- Better 5G Service for Multiple Carriers: Carrier-provided routers are limited to delivering service for only their 5G network. In other words, if you need coverage for AT&T, Verizon, and T-Mobile, you would need a router, and most likely a contract, for each carrier. Signal boosters are HetNet, which means they will work with every North American cell carrier without any monthly fees or contracts.
- Improving 3G, 4G LTE and 5G Service: Carrier-provided routers are specific to 5G service whereas a signal booster works with any cellular generation: 2G, 3G, 4G LTE, and 5G. Why is this important? Lower frequency 3G or 4G LTE signals cover more distance without losing strength. Which means severe weather may cause 5G signal issues whereas 3G or 4G LTE could still be giving you reliable service.
- 5G Service in a Large Buildings: Carrier-provided routers often cover small areas of about 1-2 small rooms within a home and although that works for some customers, others want a larger coverage area. Signal boosters are used across the US, Canada and Mexico to improve cell service for vehicles, small homes, large homes, and huge buildings with weak cell service. There is a signal booster to meet just about any application.
- Expanding the 5G Coverage Map: Carrier-provided routers are great for the urban and semi-urban areas that will have the best 5G cell service. On the other hand, a signal booster can be customized to access 5G cell signals further from the building, which allows you to connect to the 5G network further from the tower in suburban and rural areas.
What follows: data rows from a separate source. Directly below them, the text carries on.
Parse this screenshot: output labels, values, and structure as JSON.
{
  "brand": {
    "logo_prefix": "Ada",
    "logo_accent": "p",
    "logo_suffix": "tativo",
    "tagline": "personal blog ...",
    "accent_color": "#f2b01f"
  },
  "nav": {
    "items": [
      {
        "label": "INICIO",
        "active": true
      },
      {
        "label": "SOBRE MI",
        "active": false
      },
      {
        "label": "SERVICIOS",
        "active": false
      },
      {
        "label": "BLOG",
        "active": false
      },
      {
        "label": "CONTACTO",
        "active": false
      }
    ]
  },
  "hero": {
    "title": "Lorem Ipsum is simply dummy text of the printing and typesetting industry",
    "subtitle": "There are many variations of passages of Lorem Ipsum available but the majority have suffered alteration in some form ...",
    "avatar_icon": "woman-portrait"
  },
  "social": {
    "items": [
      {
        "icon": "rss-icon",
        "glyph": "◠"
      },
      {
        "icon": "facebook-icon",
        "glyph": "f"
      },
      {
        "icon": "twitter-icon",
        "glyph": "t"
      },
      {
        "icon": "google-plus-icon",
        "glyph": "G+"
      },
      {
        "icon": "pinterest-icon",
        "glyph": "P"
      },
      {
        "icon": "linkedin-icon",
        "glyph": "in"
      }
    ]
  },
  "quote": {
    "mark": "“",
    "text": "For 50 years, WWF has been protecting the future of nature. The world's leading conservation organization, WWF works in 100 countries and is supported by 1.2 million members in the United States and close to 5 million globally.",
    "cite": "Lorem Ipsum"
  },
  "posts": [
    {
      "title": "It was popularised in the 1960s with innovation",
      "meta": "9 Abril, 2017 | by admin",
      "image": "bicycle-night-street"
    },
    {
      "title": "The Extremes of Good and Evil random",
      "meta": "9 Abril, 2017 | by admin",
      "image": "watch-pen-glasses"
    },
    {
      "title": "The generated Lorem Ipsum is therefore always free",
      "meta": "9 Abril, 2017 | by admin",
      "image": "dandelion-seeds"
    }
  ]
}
5G Signal Booster: Force8
The SureCall Force8 5G signal booster expands the 5G coverage map for T-Mobile and Sprint. What’s more is Force8 also improves in-building cell service for every US cell carrier’s 3G and 4G LTE signals. Yes, that means Verizon, AT&T, Sprint, T-Mobile, US Cellular and all others. This is a HetNet and HetGen solution that boosts signals for all cell networks and cell generations for industrial applications with carrier approval. Learn more about the Force8 pricing and information.